* [What you should do]: Every line of the data is to be retyped exactly.
== == ==
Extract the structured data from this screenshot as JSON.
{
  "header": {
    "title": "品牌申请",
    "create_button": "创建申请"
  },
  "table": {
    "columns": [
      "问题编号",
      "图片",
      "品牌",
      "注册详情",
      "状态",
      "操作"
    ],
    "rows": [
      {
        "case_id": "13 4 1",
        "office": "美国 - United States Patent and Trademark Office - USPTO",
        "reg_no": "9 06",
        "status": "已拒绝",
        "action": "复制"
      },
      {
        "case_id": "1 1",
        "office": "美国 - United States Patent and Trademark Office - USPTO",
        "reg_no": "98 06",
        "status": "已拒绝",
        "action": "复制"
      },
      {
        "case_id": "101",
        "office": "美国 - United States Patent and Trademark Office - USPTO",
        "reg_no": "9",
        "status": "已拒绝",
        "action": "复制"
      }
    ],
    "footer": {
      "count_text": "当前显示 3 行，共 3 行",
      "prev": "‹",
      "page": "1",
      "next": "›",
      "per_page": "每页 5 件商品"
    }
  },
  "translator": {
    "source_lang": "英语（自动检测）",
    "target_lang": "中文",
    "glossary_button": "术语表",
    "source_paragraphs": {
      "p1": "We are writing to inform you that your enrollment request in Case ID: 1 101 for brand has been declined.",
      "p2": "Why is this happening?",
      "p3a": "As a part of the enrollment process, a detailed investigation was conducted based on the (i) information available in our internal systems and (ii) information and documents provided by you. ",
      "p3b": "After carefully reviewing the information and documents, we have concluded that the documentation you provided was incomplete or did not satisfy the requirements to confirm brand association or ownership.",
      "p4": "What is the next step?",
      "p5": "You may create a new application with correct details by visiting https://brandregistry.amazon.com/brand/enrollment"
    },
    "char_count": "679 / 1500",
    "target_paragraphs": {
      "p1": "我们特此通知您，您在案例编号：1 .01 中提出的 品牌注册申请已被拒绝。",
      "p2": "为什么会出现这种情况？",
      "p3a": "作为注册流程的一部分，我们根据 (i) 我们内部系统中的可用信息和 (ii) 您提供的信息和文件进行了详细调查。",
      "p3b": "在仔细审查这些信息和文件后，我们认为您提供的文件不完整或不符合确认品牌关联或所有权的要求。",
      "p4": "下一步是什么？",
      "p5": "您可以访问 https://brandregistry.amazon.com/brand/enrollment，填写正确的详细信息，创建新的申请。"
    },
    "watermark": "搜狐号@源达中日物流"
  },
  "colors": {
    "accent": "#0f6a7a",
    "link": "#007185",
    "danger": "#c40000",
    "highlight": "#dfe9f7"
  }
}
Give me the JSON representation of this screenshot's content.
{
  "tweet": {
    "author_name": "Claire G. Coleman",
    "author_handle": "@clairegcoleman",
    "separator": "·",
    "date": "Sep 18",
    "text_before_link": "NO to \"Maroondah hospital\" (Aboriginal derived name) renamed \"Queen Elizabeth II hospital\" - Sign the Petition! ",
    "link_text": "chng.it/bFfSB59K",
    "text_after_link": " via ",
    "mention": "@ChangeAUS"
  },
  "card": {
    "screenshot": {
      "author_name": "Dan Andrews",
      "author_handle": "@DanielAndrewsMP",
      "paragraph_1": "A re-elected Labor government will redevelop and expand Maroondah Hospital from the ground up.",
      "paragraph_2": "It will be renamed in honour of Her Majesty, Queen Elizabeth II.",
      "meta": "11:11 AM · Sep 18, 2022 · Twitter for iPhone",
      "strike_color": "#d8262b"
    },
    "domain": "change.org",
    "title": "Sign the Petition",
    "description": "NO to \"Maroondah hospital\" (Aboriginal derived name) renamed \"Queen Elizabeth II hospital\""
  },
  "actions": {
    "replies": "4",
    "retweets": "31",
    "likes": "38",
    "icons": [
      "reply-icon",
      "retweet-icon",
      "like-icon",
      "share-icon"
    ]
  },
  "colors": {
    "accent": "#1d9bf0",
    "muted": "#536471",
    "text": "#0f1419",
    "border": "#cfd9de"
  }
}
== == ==
* [Solution to the problem]:
Extract the structured data from this screenshot as JSON.
{
  "header": {
    "title": "品牌申请",
    "create_button": "创建申请"
  },
  "table": {
    "columns": [
      "问题编号",
      "图片",
      "品牌",
      "注册详情",
      "状态",
      "操作"
    ],
    "rows": [
      {
        "case_id": "13 4 1",
        "office": "美国 - United States Patent and Trademark Office - USPTO",
        "reg_no": "9 06",
        "status": "已拒绝",
        "action": "复制"
      },
      {
        "case_id": "1 1",
        "office": "美国 - United States Patent and Trademark Office - USPTO",
        "reg_no": "98 06",
        "status": "已拒绝",
        "action": "复制"
      },
      {
        "case_id": "101",
        "office": "美国 - United States Patent and Trademark Office - USPTO",
        "reg_no": "9",
        "status": "已拒绝",
        "action": "复制"
      }
    ],
    "footer": {
      "count_text": "当前显示 3 行，共 3 行",
      "prev": "‹",
      "page": "1",
      "next": "›",
      "per_page": "每页 5 件商品"
    }
  },
  "translator": {
    "source_lang": "英语（自动检测）",
    "target_lang": "中文",
    "glossary_button": "术语表",
    "source_paragraphs": {
      "p1": "We are writing to inform you that your enrollment request in Case ID: 1 101 for brand has been declined.",
      "p2": "Why is this happening?",
      "p3a": "As a part of the enrollment process, a detailed investigation was conducted based on the (i) information available in our internal systems and (ii) information and documents provided by you. ",
      "p3b": "After carefully reviewing the information and documents, we have concluded that the documentation you provided was incomplete or did not satisfy the requirements to confirm brand association or ownership.",
      "p4": "What is the next step?",
      "p5": "You may create a new application with correct details by visiting https://brandregistry.amazon.com/brand/enrollment"
    },
    "char_count": "679 / 1500",
    "target_paragraphs": {
      "p1": "我们特此通知您，您在案例编号：1 .01 中提出的 品牌注册申请已被拒绝。",
      "p2": "为什么会出现这种情况？",
      "p3a": "作为注册流程的一部分，我们根据 (i) 我们内部系统中的可用信息和 (ii) 您提供的信息和文件进行了详细调查。",
      "p3b": "在仔细审查这些信息和文件后，我们认为您提供的文件不完整或不符合确认品牌关联或所有权的要求。",
      "p4": "下一步是什么？",
      "p5": "您可以访问 https://brandregistry.amazon.com/brand/enrollment，填写正确的详细信息，创建新的申请。"
    },
    "watermark": "搜狐号@源达中日物流"
  },
  "colors": {
    "accent": "#0f6a7a",
    "link": "#007185",
    "danger": "#c40000",
    "highlight": "#dfe9f7"
  }
}
Give me the JSON representation of this screenshot's content.
{
  "tweet": {
    "author_name": "Claire G. Coleman",
    "author_handle": "@clairegcoleman",
    "separator": "·",
    "date": "Sep 18",
    "text_before_link": "NO to \"Maroondah hospital\" (Aboriginal derived name) renamed \"Queen Elizabeth II hospital\" - Sign the Petition! ",
    "link_text": "chng.it/bFfSB59K",
    "text_after_link": " via ",
    "mention": "@ChangeAUS"
  },
  "card": {
    "screenshot": {
      "author_name": "Dan Andrews",
      "author_handle": "@DanielAndrewsMP",
      "paragraph_1": "A re-elected Labor government will redevelop and expand Maroondah Hospital from the ground up.",
      "paragraph_2": "It will be renamed in honour of Her Majesty, Queen Elizabeth II.",
      "meta": "11:11 AM · Sep 18, 2022 · Twitter for iPhone",
      "strike_color": "#d8262b"
    },
    "domain": "change.org",
    "title": "Sign the Petition",
    "description": "NO to \"Maroondah hospital\" (Aboriginal derived name) renamed \"Queen Elizabeth II hospital\""
  },
  "actions": {
    "replies": "4",
    "retweets": "31",
    "likes": "38",
    "icons": [
      "reply-icon",
      "retweet-icon",
      "like-icon",
      "share-icon"
    ]
  },
  "colors": {
    "accent": "#1d9bf0",
    "muted": "#536471",
    "text": "#0f1419",
    "border": "#cfd9de"
  }
}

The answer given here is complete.